Re: what??? (Score: 3, Insightful)

by on 2014-03-25 13:43 (#T8)

anecdotal evidence

My mom still smokes even though she's also a vapor. That sounds really weird reading it back.

Anyway, she vaps when she's in a place that doesn't allow smoking. I don't know why or what makes her think, "Hey, no smoking here, well vaping will be perfectly ok then.", but that's what she does.

Fist time she pulled out her e-cig in my house I asked her to smoke outside and she gave me the "it's healthier" spiel, but couldn't cite any studies and, with a quick Google, I couldn't find anything compelling one way or the other, so I asked her again to do it outside. I have a two year old and a responsibility to do what I can for her health and safety. Yeah, yeah, "think of the children" and all that crap, but I'm not going to tell anyone they can't vap, just do it in a well ventilated area, preferably outside and not in my face. I finally managed to quit smoking something like eight years ago, I don't need any incentive to pick it back up or anything else that's going to cost me money I might as well be throwing in a fire place.

I'm really not looking forward to the day when I walk in to a Tim Hortons and smokers have realized "no smoking" doesn't mean "no vaping" and there's going to be fifty people sitting around blowing who knows what into the air. We all share the air weather we want to or not, don't make your habit someone elses'.

"Now we know", "And knowing is half the battle". -G.I. Joooooe. (totally making that my sig now)

Re: what??? (Score: 1, Interesting)

by on 2014-03-25 16:05 (#TC)

err, my comment was about using them as a tool to quit smoking. I really don't need to hear about how insensitive your mum is for the nth time. most smokers - like most people in general - are decent, tolerant human beings. what the long term health effects of vaping is no-one knows, but are they an effective smoking cessation aid? yes, without a shadow of a doubt. your mum is the exception to the rule, and I get the feeling she's the only smoker you know

Re: what??? (Score: 4, Insightful)

by on 2014-03-25 16:26 (#TF)
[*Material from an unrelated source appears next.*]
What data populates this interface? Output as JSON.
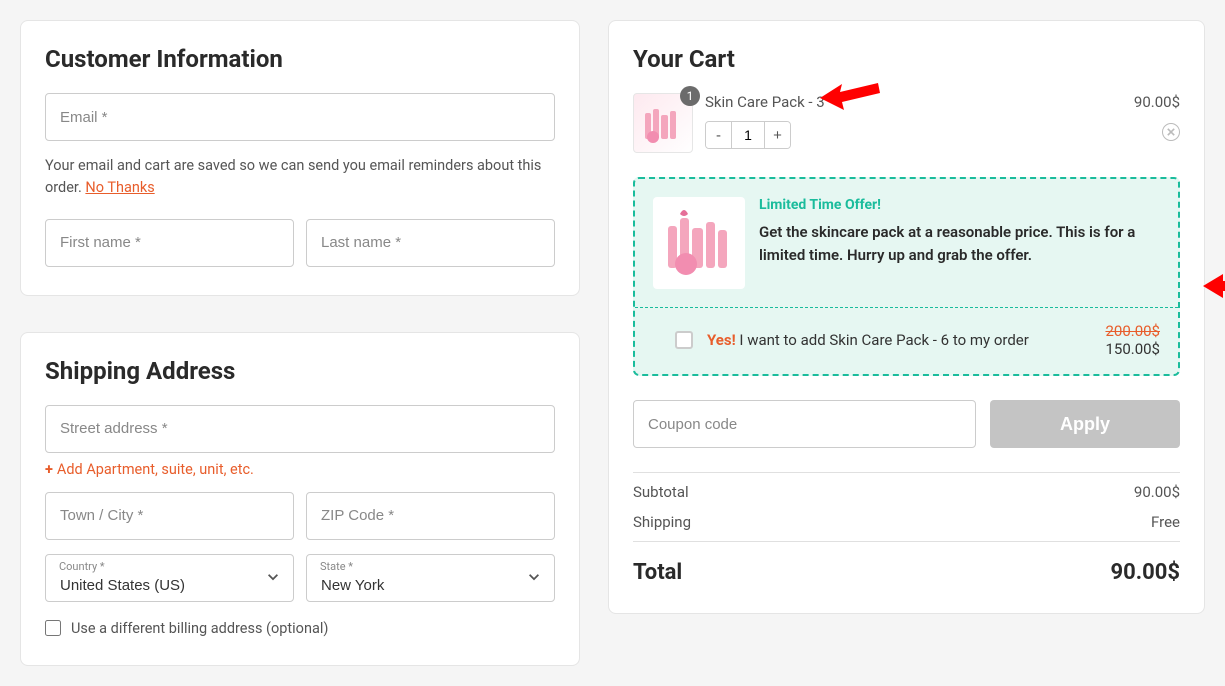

You presented "anecdotal evidence", which you acknowledged as "anecdotal evidence", that vaping helped you quit and claimed you didn't understand how a study could find the opposite "I have no idea how the researchers can come up with this conclusion."

I presented "anecdotal evidence", as a way to encourage discussion, showing that vaping and smoking aren't mutually exclusive and in fact people can do both, thus supporting the study findings. In doing so I've forced you to read the same/similar thing more than once and challenged your myopic view. I apologize for being offensive.

Also mom isn't the only smoker I know, but she's the only vaper I know. I'm sure I shouldn't reiterate that vaping isn't a big thing here in Canada yet, at least not in my part of the country.

Re: what??? (Score: 0)

by on 2014-03-25 17:14 (#TH)

Oh lord. Thanks for reminding me why I don't participate in online discussion forums

Re: what??? (Score: 2, Insightful)

by on 2014-03-25 17:34 (#TJ)

I think you had good input, and I enjoyed reading your contribution. I was just trying to present an alternative view to the conclusion using the same reasoning.

Re: what??? (Score: 2, Insightful)

by on 2014-03-26 20:48 (#TZ)

it's the only break from work I get during the day

This always annoyed me. Why do smokers automatically get to take more breaks than everyone else?